### Provided entries:
=-=-=
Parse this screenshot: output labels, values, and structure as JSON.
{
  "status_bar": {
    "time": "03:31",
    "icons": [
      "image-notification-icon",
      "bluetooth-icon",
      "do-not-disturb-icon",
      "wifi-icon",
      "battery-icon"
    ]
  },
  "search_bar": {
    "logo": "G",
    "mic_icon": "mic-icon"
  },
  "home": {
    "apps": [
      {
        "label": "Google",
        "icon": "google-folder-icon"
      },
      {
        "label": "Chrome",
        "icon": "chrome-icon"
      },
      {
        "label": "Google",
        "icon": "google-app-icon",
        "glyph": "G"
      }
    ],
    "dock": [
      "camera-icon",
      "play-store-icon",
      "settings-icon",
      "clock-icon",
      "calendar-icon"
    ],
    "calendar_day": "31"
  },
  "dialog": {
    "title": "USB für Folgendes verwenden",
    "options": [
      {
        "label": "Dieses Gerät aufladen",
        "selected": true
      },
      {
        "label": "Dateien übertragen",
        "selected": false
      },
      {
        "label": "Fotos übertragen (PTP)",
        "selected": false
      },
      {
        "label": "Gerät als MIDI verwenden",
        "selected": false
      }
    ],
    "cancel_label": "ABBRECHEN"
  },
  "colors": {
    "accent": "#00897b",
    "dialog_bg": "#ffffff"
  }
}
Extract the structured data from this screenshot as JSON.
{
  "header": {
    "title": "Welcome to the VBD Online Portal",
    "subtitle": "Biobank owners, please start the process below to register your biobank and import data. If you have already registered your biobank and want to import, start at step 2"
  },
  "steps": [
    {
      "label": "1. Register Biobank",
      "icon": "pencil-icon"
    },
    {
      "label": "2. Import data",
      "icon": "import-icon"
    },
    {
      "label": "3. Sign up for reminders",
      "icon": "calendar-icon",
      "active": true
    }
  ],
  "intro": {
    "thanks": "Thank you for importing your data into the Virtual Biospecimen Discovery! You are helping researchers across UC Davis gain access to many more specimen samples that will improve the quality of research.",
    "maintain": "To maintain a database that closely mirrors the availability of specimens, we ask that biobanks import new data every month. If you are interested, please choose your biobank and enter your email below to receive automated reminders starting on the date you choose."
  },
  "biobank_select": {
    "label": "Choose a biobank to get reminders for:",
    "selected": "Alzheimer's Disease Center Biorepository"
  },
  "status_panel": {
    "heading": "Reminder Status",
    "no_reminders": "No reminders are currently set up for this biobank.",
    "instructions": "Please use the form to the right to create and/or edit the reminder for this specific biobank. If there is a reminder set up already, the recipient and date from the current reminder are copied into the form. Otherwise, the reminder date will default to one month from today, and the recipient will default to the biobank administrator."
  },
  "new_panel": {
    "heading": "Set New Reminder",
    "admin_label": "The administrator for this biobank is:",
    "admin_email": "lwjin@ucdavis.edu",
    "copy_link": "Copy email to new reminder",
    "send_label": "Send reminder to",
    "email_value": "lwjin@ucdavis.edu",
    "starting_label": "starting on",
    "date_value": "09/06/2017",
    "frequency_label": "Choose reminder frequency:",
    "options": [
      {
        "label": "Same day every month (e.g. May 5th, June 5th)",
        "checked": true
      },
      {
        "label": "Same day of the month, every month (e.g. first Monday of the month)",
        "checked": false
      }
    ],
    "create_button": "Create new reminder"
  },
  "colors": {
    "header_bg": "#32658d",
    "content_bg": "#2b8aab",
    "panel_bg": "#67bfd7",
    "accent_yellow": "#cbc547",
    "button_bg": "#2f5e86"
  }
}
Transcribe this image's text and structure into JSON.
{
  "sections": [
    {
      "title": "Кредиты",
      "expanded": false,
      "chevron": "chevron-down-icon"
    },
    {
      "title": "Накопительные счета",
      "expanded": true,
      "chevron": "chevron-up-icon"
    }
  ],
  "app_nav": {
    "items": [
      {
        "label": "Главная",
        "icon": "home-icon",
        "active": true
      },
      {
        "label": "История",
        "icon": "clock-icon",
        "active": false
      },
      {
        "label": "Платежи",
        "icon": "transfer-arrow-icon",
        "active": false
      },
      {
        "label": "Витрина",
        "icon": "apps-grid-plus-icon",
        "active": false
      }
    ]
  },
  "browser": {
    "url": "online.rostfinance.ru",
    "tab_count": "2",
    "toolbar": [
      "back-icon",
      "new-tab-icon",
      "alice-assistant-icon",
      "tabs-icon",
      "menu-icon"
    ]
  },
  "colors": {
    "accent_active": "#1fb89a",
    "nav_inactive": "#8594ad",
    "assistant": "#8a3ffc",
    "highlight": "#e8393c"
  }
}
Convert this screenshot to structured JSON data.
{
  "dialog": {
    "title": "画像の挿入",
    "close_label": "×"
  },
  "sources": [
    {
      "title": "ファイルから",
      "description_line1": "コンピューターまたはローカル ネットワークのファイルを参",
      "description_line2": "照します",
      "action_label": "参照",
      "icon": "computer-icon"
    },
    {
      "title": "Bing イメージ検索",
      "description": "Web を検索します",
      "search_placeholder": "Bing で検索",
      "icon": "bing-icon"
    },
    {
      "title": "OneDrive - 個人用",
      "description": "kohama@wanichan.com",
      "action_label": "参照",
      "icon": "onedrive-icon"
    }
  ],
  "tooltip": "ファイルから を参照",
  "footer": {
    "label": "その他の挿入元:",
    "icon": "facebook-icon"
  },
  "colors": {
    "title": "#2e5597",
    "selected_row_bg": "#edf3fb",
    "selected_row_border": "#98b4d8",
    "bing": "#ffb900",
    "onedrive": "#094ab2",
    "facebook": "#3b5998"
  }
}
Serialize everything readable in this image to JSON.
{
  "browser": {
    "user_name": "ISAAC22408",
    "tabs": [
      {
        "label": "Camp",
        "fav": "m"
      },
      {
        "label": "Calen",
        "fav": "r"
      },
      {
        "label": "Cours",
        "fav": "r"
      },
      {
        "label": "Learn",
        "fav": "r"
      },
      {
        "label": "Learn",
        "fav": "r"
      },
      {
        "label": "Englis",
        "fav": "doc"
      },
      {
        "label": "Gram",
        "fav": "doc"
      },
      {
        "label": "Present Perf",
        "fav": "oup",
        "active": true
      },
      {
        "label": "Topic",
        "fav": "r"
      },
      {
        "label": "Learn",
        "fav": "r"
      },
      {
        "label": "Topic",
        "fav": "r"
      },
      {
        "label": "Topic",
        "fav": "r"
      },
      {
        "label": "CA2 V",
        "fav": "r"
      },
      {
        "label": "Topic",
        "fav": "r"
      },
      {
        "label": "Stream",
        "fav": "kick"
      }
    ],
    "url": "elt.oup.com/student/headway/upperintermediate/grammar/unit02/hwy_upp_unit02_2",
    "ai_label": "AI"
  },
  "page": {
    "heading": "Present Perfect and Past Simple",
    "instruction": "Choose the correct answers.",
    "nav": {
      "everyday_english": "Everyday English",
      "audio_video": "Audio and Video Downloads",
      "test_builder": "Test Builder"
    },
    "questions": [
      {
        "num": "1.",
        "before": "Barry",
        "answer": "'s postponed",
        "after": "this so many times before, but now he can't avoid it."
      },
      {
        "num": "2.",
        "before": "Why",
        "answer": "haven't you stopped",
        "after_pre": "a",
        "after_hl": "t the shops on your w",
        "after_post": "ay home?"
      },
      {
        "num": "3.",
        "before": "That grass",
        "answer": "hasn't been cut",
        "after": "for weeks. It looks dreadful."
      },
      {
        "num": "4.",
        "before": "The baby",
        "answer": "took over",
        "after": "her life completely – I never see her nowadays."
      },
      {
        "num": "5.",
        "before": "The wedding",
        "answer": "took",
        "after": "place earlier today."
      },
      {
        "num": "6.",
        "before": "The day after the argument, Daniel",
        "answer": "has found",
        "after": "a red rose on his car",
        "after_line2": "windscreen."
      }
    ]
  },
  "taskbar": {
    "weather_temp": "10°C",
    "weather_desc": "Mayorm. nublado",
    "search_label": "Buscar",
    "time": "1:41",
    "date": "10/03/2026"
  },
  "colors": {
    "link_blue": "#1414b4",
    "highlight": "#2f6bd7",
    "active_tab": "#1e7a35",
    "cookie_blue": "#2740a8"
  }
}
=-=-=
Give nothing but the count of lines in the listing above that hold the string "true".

6